● **Work to complete**
Return only those lines of the material that contain "hsweb".
- Opening Delimiter -
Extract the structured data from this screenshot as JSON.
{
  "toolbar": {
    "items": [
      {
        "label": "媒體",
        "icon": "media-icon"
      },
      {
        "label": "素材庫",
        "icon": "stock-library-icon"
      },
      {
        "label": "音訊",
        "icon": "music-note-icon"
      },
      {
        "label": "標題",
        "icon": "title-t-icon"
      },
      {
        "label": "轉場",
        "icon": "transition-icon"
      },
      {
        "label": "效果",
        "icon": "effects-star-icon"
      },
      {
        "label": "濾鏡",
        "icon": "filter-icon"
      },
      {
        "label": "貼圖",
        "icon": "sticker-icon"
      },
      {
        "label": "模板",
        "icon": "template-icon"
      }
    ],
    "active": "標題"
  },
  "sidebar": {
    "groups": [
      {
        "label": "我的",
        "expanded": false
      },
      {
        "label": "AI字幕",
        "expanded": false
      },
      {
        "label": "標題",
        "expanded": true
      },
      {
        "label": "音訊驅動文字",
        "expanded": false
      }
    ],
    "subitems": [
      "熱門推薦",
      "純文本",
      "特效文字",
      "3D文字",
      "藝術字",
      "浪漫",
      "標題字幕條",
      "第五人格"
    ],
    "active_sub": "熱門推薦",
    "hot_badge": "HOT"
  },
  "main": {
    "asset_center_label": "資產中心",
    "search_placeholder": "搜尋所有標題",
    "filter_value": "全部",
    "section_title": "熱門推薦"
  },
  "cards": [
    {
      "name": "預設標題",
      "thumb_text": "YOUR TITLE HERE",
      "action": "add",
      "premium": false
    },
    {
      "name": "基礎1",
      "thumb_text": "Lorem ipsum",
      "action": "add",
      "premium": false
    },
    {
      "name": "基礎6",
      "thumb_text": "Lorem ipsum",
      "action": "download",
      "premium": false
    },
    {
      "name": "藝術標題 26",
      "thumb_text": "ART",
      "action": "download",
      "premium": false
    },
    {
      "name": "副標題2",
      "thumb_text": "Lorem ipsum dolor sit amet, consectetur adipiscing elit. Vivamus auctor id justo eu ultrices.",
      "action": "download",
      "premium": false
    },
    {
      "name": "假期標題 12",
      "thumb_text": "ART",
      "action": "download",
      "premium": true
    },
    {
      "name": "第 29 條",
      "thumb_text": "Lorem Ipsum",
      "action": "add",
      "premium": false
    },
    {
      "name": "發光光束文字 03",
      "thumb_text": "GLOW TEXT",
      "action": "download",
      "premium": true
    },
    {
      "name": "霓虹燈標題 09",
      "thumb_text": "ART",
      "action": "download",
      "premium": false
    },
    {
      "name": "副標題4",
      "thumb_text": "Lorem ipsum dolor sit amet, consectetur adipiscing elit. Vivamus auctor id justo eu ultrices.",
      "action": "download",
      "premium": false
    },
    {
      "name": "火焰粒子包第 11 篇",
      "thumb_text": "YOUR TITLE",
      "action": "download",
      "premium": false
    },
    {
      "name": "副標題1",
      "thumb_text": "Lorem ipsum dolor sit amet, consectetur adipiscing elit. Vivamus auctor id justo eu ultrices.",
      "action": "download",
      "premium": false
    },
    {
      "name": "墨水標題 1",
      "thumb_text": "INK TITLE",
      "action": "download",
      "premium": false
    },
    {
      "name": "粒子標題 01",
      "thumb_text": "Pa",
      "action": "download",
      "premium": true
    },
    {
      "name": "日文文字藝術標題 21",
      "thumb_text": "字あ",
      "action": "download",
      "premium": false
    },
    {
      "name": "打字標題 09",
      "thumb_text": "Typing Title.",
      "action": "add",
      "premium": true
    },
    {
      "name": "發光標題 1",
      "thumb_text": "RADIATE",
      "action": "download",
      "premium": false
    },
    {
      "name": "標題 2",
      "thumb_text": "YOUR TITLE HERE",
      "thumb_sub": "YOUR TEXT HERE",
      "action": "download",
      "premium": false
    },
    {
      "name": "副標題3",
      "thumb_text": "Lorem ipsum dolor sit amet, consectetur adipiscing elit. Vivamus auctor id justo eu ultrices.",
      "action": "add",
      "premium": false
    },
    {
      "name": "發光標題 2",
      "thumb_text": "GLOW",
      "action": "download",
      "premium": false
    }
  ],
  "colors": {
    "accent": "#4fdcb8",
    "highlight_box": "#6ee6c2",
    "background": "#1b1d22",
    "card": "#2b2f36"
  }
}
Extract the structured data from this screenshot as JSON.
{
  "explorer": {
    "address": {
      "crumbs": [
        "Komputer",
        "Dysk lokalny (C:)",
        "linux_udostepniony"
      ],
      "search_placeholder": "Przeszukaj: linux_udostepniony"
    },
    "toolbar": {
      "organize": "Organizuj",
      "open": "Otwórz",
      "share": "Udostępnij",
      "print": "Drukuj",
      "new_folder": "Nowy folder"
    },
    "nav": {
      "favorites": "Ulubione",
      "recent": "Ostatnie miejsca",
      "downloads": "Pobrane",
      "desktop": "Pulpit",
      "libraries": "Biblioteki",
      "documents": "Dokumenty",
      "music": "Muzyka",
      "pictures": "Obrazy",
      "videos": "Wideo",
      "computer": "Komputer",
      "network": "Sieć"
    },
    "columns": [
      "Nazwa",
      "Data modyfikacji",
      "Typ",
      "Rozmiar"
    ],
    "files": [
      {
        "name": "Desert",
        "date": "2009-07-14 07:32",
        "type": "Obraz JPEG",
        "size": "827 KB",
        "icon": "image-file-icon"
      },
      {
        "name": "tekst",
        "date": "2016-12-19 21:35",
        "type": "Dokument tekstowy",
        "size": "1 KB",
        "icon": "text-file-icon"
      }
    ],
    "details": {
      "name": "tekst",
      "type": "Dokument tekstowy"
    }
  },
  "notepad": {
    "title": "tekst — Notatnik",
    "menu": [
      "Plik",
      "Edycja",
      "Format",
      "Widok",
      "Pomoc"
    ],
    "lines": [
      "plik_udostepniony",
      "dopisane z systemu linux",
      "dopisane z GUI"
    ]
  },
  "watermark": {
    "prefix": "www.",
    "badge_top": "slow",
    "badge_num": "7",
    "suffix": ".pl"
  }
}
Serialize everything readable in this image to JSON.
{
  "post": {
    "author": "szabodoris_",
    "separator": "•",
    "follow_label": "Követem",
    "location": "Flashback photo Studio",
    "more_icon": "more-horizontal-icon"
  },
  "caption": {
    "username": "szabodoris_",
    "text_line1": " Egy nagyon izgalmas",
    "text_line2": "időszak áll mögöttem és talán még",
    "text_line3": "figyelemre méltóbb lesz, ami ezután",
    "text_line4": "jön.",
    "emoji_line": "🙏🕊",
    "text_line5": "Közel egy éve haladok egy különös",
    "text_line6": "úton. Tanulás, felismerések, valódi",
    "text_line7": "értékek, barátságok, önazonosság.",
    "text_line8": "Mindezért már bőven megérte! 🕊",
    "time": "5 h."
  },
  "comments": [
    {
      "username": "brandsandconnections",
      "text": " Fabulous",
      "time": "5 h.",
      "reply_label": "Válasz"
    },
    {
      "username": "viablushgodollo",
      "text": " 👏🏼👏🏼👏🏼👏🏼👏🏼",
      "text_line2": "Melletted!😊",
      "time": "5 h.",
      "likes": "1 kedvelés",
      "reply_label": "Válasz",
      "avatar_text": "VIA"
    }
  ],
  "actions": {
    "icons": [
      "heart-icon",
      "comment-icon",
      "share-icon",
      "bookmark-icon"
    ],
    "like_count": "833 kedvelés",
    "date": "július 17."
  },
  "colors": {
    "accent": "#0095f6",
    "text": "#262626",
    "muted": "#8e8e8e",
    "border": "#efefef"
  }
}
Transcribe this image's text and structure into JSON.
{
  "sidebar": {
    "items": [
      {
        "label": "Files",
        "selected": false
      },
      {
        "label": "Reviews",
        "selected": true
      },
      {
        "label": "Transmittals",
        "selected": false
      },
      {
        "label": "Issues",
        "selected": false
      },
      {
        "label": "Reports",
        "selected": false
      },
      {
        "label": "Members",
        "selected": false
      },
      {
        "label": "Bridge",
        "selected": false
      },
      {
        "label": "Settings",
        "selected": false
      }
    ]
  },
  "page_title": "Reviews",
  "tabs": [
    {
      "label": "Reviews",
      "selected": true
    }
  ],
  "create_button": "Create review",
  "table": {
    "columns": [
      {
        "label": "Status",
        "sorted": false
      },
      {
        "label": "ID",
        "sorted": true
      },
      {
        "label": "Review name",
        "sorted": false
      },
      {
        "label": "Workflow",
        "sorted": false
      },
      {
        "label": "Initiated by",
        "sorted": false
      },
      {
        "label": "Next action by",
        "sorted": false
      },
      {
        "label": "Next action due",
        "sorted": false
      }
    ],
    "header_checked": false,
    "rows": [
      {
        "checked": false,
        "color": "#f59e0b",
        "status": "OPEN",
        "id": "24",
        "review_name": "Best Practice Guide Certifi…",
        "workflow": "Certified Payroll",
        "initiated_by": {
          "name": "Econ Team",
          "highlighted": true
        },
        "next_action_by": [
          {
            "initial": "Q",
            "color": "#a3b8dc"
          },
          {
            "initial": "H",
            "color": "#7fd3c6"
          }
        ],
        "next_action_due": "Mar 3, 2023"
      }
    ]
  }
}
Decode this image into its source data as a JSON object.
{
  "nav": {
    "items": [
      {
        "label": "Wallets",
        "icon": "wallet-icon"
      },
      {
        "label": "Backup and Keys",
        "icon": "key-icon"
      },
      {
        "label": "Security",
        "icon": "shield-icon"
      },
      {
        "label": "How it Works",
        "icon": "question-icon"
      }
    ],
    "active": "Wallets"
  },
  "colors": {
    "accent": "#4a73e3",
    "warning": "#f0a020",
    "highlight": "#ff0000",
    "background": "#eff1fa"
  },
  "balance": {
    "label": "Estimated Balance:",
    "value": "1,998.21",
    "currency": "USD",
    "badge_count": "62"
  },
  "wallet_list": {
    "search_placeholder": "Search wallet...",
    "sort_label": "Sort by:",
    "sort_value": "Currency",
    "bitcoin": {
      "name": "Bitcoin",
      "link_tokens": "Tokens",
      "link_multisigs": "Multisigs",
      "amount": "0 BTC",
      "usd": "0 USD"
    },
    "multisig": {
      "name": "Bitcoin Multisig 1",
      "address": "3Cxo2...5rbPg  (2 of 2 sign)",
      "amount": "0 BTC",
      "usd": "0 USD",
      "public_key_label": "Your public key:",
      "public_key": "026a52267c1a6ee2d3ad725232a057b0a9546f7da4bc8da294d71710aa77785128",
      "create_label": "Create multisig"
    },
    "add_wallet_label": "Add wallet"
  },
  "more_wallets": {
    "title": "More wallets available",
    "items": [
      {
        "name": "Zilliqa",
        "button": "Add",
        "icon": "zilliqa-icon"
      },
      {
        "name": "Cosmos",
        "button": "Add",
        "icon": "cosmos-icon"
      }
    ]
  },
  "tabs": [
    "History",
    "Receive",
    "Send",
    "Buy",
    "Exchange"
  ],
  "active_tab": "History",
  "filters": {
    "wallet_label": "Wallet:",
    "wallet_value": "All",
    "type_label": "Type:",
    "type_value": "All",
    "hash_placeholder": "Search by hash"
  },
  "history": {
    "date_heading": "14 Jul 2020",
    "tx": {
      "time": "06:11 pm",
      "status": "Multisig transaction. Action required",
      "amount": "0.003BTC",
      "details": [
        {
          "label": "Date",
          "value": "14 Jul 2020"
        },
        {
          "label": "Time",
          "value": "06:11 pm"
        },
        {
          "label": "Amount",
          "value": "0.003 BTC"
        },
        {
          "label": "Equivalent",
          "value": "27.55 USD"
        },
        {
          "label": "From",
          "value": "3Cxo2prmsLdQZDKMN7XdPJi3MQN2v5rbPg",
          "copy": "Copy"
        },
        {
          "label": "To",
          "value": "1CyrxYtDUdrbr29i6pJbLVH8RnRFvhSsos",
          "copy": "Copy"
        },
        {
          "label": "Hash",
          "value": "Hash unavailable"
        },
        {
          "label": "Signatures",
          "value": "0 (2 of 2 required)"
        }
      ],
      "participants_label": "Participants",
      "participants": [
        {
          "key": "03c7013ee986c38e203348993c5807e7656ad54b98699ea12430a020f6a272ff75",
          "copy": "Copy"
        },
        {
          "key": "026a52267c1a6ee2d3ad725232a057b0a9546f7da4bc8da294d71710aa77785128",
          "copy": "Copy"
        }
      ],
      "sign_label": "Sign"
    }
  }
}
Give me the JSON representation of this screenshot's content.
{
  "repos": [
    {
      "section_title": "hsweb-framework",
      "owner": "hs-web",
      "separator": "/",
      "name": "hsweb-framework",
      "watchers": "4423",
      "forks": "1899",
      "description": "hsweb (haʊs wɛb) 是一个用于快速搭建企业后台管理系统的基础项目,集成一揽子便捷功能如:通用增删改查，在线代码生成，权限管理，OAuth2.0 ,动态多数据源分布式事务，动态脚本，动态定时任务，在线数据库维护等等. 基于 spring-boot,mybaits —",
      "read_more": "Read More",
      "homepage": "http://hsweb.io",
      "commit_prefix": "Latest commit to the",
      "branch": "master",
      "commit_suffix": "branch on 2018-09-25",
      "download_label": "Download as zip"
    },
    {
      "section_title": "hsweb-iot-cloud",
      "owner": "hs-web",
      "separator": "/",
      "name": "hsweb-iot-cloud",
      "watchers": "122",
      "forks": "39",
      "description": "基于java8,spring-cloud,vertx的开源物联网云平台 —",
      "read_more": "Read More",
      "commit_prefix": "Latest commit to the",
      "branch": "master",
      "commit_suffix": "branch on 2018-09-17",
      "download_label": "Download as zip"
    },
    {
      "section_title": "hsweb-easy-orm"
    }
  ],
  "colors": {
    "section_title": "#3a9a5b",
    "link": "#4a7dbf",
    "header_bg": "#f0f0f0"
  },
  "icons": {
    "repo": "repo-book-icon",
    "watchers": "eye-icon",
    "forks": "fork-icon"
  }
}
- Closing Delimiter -
● **Exercise result**
      "section_title": "hsweb-framework",
      "name": "hsweb-framework",
      "description": "hsweb (haʊs wɛb) 是一个用于快速搭建企业后台管理系统的基础项目,集成一揽子便捷功能如:通用增删改查，在线代码生成，权限管理，OAuth2.0 ,动态多数据源分布式事务，动态脚本，动态定时任务，在线数据库维护等等. 基于 spring-boot,mybaits —",
      "homepage": "http://hsweb.io",
      "section_title": "hsweb-iot-cloud",
      "name": "hsweb-iot-cloud",
      "section_title": "hsweb-easy-orm"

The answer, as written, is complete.